“Reason and feeling are opposites, but they are essential to each other,” says Sangyeon Lee, who heads Samsung’s San Francisco design studio. “In design terms, ‘reason’ is rational, sharp-edged, and very geometric. ‘Feeling’ is soft and organic–it makes an emotional connection with the user. Taken together, reason and feeling give us a way to frame our design identity, which is always evolving.”
A task force spent a year developing and perfecting a scale, with reason at one end and feeling on the other, which is now used to ensure that every single product design hews to Samsung’s brand positioning. That generally falls near the scale’s center–thereby striking a balance. Samsung did the same with two other key words: “simplicity” and “complexity.”
Here, Samsung generally hews closer to simplicity–it wants its designs to be intuitive and humanistic. Samsung even maps its competitors on the two scales:
In one recent analysis, Apple occupied the “simplicity/feeling” zone, with Sony in the “complexity/reason” field. Samsung seeks out the areas where there are no competitors–that’s where opportunity lies.
Samsung undertook a particularly difficult balancing act with its design for the YP-T8 portable media player, which hit the North American market this fall. The company’s product planners landed heavily on the “reason/complexity” end of the spectrum by stuffing the palm-sized gadget with features: FM radio, voice recorder, photo viewer, text viewer, game functions, and video and audio playback. The device was packed with so many functions that its initial, rough design was “machinelike and rectangular–not so user friendly,” recalls Miri Lee, the T8’s Seoul-based designer.
To strike the right balance on the T8’s design continuum, Miri Lee had to pull the device back to the center, toward “feeling/simplicity.” Lee began by drawing a series of squares, each containing a different product spec. She layered the squares on top of one another, hoping to find a form that could elegantly contain the device’s functions. “Each square was like a black hole that took in all my thoughts,” she says. “The more squares I drew, the more design problems I had to resolve.”
Lee strove to give the device a soft, feminine feel, with a curved shape so users could grip and operate it easily with one hand. Her design team struggled to pare away as many control keys as possible. Eventually, they came up with three clickable buttons that are centered beneath an outsized, horizontal LCD screen. They spent additional weeks tweaking every detail, from the fit and finish of the T8’s silicone case to the color and size of the fonts on the display screen, all in an effort to give the device a minimalist look and feel. Lee refined the T8’s cell-phone-like shape by dipping into Samsung’s Idea Bank–a global database of design concepts that initially failed to find their way to market but are valuable enough to be recycled into new products at a later date. There, she found the basic design language for the T8’s rounded shape and large screen, then translated it to better fit the tiny media player.
How did Lee know she had struck the right balance between form and function?

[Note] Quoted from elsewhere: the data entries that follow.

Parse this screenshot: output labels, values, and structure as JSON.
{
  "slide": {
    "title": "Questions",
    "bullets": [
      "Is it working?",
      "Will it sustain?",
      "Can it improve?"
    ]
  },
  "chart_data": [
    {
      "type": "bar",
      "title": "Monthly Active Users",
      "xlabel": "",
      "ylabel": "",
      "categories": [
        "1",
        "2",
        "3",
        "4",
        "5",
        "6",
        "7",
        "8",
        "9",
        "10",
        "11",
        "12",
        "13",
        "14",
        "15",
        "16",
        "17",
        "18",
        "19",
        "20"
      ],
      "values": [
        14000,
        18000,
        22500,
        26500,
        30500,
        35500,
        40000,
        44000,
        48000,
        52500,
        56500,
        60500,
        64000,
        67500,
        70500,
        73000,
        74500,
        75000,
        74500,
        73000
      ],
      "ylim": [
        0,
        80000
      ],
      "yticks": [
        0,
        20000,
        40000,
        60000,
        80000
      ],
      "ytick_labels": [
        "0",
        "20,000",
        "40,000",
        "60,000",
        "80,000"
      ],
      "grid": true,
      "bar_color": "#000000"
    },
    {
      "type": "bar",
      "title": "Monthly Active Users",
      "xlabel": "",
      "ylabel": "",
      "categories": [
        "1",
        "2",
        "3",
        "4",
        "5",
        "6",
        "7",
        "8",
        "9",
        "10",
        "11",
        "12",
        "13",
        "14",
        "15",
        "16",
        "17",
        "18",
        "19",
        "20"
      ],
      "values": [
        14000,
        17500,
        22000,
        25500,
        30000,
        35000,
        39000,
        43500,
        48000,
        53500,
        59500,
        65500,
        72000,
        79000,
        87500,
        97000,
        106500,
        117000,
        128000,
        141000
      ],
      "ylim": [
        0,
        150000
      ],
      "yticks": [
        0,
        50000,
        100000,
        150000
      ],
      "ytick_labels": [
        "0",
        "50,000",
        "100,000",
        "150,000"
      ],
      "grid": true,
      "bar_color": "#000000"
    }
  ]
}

She says she simply felt it in her gut. And that’s a sure sign, as Sangyeon Lee suggests, that designers have found a Tae Kuk unity and duality of their own: They are simultaneously thinking for themselves and thinking the Samsung way.

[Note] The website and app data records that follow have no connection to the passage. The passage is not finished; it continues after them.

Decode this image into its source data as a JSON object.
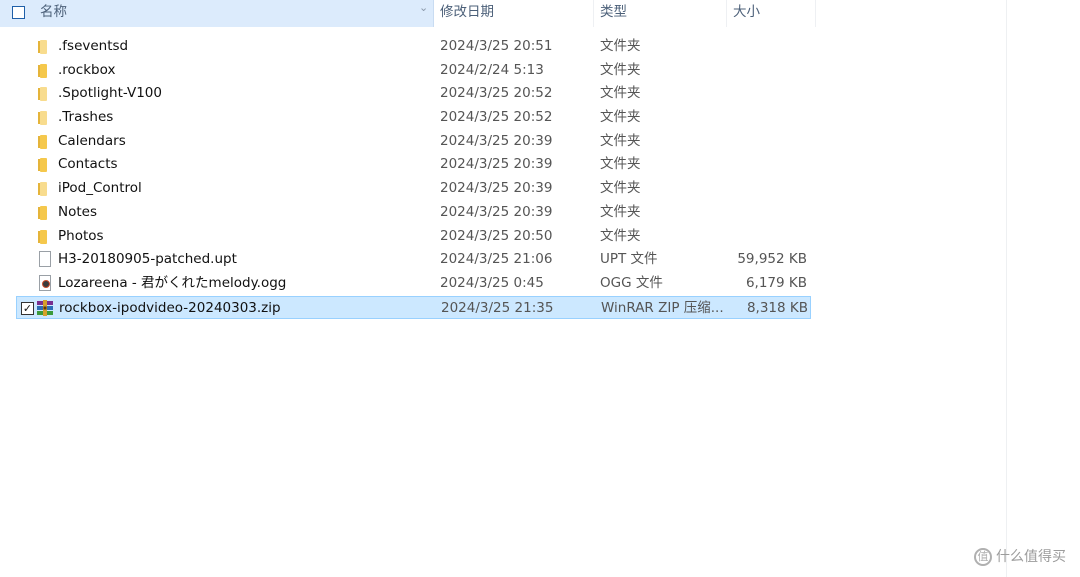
{
  "header": {
    "name_label": "名称",
    "date_label": "修改日期",
    "type_label": "类型",
    "size_label": "大小"
  },
  "files": [
    {
      "name": ".fseventsd",
      "date": "2024/3/25 20:51",
      "type": "文件夹",
      "size": "",
      "icon": "folder-pale-icon"
    },
    {
      "name": ".rockbox",
      "date": "2024/2/24 5:13",
      "type": "文件夹",
      "size": "",
      "icon": "folder-icon"
    },
    {
      "name": ".Spotlight-V100",
      "date": "2024/3/25 20:52",
      "type": "文件夹",
      "size": "",
      "icon": "folder-pale-icon"
    },
    {
      "name": ".Trashes",
      "date": "2024/3/25 20:52",
      "type": "文件夹",
      "size": "",
      "icon": "folder-pale-icon"
    },
    {
      "name": "Calendars",
      "date": "2024/3/25 20:39",
      "type": "文件夹",
      "size": "",
      "icon": "folder-icon"
    },
    {
      "name": "Contacts",
      "date": "2024/3/25 20:39",
      "type": "文件夹",
      "size": "",
      "icon": "folder-icon"
    },
    {
      "name": "iPod_Control",
      "date": "2024/3/25 20:39",
      "type": "文件夹",
      "size": "",
      "icon": "folder-pale-icon"
    },
    {
      "name": "Notes",
      "date": "2024/3/25 20:39",
      "type": "文件夹",
      "size": "",
      "icon": "folder-icon"
    },
    {
      "name": "Photos",
      "date": "2024/3/25 20:50",
      "type": "文件夹",
      "size": "",
      "icon": "folder-icon"
    },
    {
      "name": "H3-20180905-patched.upt",
      "date": "2024/3/25 21:06",
      "type": "UPT 文件",
      "size": "59,952 KB",
      "icon": "document-icon"
    },
    {
      "name": "Lozareena - 君がくれたmelody.ogg",
      "date": "2024/3/25 0:45",
      "type": "OGG 文件",
      "size": "6,179 KB",
      "icon": "audio-file-icon"
    },
    {
      "name": "rockbox-ipodvideo-20240303.zip",
      "date": "2024/3/25 21:35",
      "type": "WinRAR ZIP 压缩...",
      "size": "8,318 KB",
      "icon": "winrar-archive-icon",
      "selected": true
    }
  ],
  "watermark": {
    "text": "什么值得买",
    "icon": "smzdm-logo-icon",
    "icon_glyph": "值"
  },
  "colors": {
    "header_selected_bg": "#dcebfc",
    "row_selected_bg": "#cce8ff",
    "folder": "#f5c84c"
  }
}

Bill Breen (firstname.lastname@example.org) is Fast Company‘s senior projects editor.